Curtin University-led researchers have identified a novel approach to boost the absorption rate of medical cannabis when taken orally, which might be used to treat neurological illnesses such as Alzheimer’s disease, multiple sclerosis, and traumatic brain injuries in the future. Published in the journal PLOS ONE and supported by industry accomplice Zelira Therapeutics, the scientists had the option to make small capsules containing cannabinoids which, when taken orally, were consumed by the body quicker and entered the brain quickly in mice models suffering from neurological diseases, than when it was delivered in liquid form. Read on to know more about how CBD Capsules help in alleviating the symptoms of neurological disorders.
CBD Capsules For Neurological Disorders
Lead Researcher, Associate Professor Ryu Takechi from the Curtin Health Innovation Research Institute (CHIRI) and the School of Population Health at Curtin University, said there has been a developing interest in the utilization of cannabidiol to treat different neurological infections, however, there are limits due to its poor absorption and aversion to light and stomach acid when consumed orally.

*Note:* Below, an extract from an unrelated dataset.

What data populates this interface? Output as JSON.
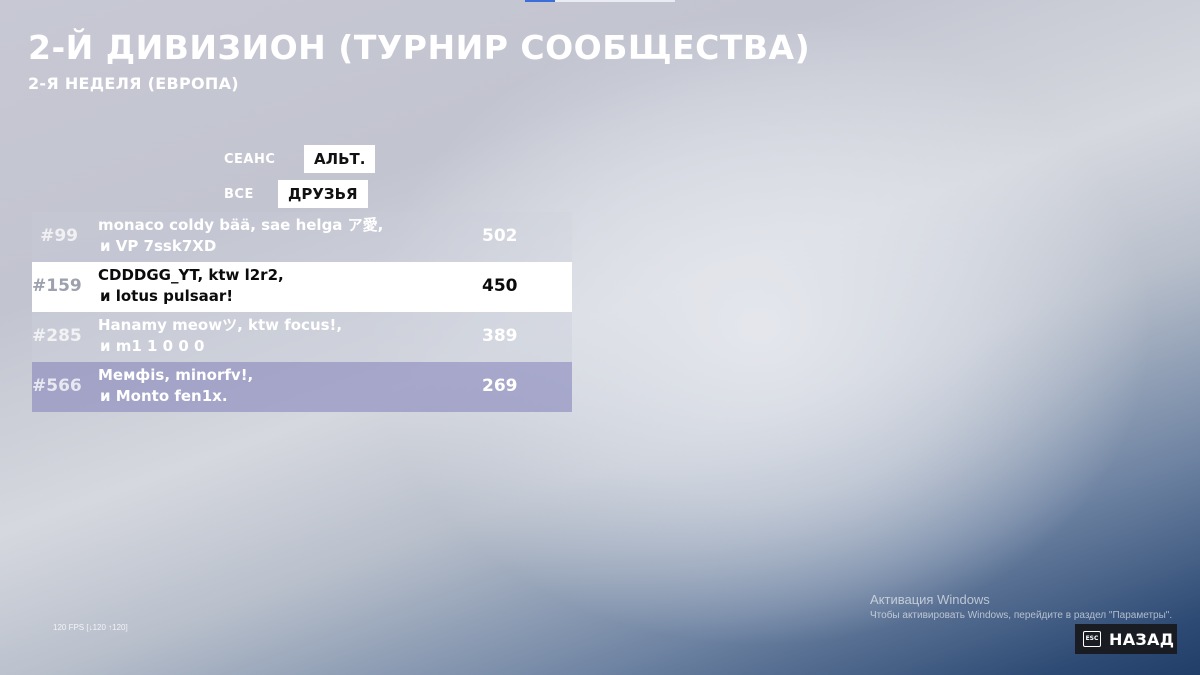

“Cannabidiol is found in medicinal cannabis and is a popular natural remedy for people living with neurological and metabolic diseases. Due to limitations in absorption, we aimed to design and test a new drug delivery method,” Associate Professor Takechi said.
“Our team was able to significantly improve the absorption and brain delivery of cannabidiol by administering it in a novel microcapsule form, in combination with a naturally occurring bile acid.
“With this new capsulated structure, we had the option to further boost the brain delivery of cannabidiol by 40 times in animal models and we were additionally ready to shield the medication from oxidation and degradation by light, which help extend the shelf life of the product.
Findings Of The Study
Academic administrator Takechi said the findings might be useful in supporting the clinical use of CBD Capsules for neurological disorders such as Alzheimer’s, Multiple Sclerosis, and many more.
“In this study, we were able to show for the first time that a bile acid actually increased the uptake and retention of cannabidiol within the brain. This shows that bile acids, could be used to enhance the delivery of cannabidiol when taken orally, particularly when treating neurological disorders,” Associate Professor Takechi said.
“Further research is needed to test whether this type of drug delivery method could be successful in human studies, but our findings are very promising.” Dr. Oludare Odumosu, CEO of Zelira, expressed his joy with the outcome of the partnership with Associate Professor Takechi and his colleagues.